▶ **Data records for software interfaces**
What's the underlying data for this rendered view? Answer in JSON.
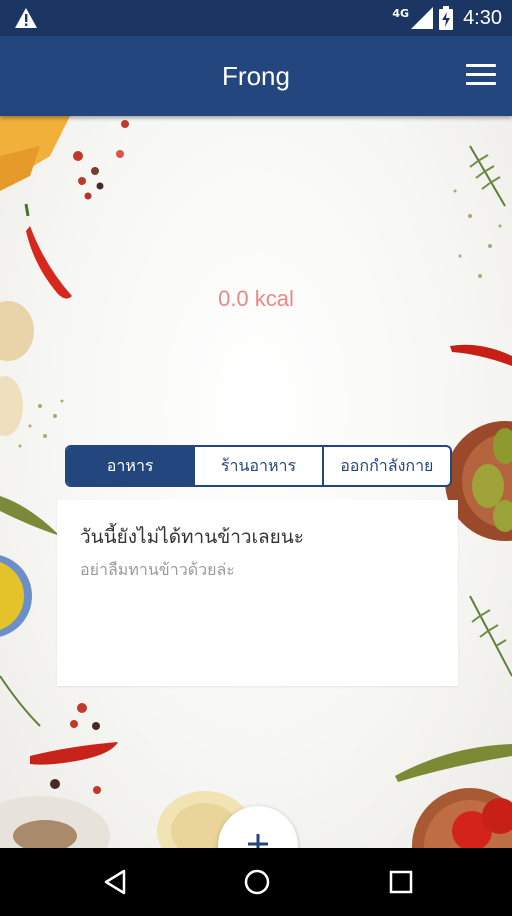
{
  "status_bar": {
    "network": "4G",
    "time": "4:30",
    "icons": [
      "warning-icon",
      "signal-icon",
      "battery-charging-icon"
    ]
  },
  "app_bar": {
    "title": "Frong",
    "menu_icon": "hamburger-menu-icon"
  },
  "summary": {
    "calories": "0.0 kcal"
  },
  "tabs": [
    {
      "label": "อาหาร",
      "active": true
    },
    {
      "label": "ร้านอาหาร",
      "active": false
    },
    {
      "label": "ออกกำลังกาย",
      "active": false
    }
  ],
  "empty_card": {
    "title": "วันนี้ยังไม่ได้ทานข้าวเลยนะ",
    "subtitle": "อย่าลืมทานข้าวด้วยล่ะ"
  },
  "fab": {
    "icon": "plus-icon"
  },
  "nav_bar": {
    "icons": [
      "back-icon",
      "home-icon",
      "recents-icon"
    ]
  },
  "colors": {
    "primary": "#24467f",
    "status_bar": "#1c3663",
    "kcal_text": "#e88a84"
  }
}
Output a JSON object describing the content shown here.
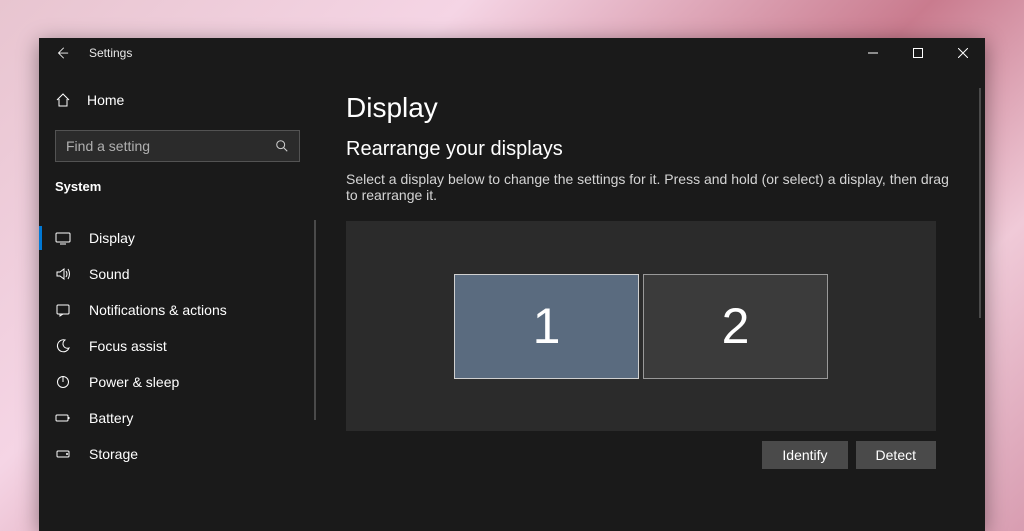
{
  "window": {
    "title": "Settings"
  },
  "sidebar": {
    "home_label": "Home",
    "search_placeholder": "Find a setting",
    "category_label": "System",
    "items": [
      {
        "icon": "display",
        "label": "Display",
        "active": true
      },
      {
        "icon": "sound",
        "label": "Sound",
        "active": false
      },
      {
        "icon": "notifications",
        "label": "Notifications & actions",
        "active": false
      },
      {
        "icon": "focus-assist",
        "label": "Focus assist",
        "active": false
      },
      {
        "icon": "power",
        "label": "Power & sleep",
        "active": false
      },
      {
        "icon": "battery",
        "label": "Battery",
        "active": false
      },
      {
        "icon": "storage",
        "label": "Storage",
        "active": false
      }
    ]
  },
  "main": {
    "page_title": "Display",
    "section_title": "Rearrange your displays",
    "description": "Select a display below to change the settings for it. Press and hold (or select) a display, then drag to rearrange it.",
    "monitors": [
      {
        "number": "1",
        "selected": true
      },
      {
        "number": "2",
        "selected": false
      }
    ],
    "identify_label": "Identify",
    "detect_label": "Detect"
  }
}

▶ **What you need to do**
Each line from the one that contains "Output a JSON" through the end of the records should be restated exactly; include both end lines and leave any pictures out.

▶ **Written reply**
Output a JSON object describing the content shown here.
{
  "window": {
    "title": "Settings"
  },
  "sidebar": {
    "home_label": "Home",
    "search_placeholder": "Find a setting",
    "category_label": "System",
    "items": [
      {
        "icon": "display",
        "label": "Display",
        "active": true
      },
      {
        "icon": "sound",
        "label": "Sound",
        "active": false
      },
      {
        "icon": "notifications",
        "label": "Notifications & actions",
        "active": false
      },
      {
        "icon": "focus-assist",
        "label": "Focus assist",
        "active": false
      },
      {
        "icon": "power",
        "label": "Power & sleep",
        "active": false
      },
      {
        "icon": "battery",
        "label": "Battery",
        "active": false
      },
      {
        "icon": "storage",
        "label": "Storage",
        "active": false
      }
    ]
  },
  "main": {
    "page_title": "Display",
    "section_title": "Rearrange your displays",
    "description": "Select a display below to change the settings for it. Press and hold (or select) a display, then drag to rearrange it.",
    "monitors": [
      {
        "number": "1",
        "selected": true
      },
      {
        "number": "2",
        "selected": false
      }
    ],
    "identify_label": "Identify",
    "detect_label": "Detect"
  }
}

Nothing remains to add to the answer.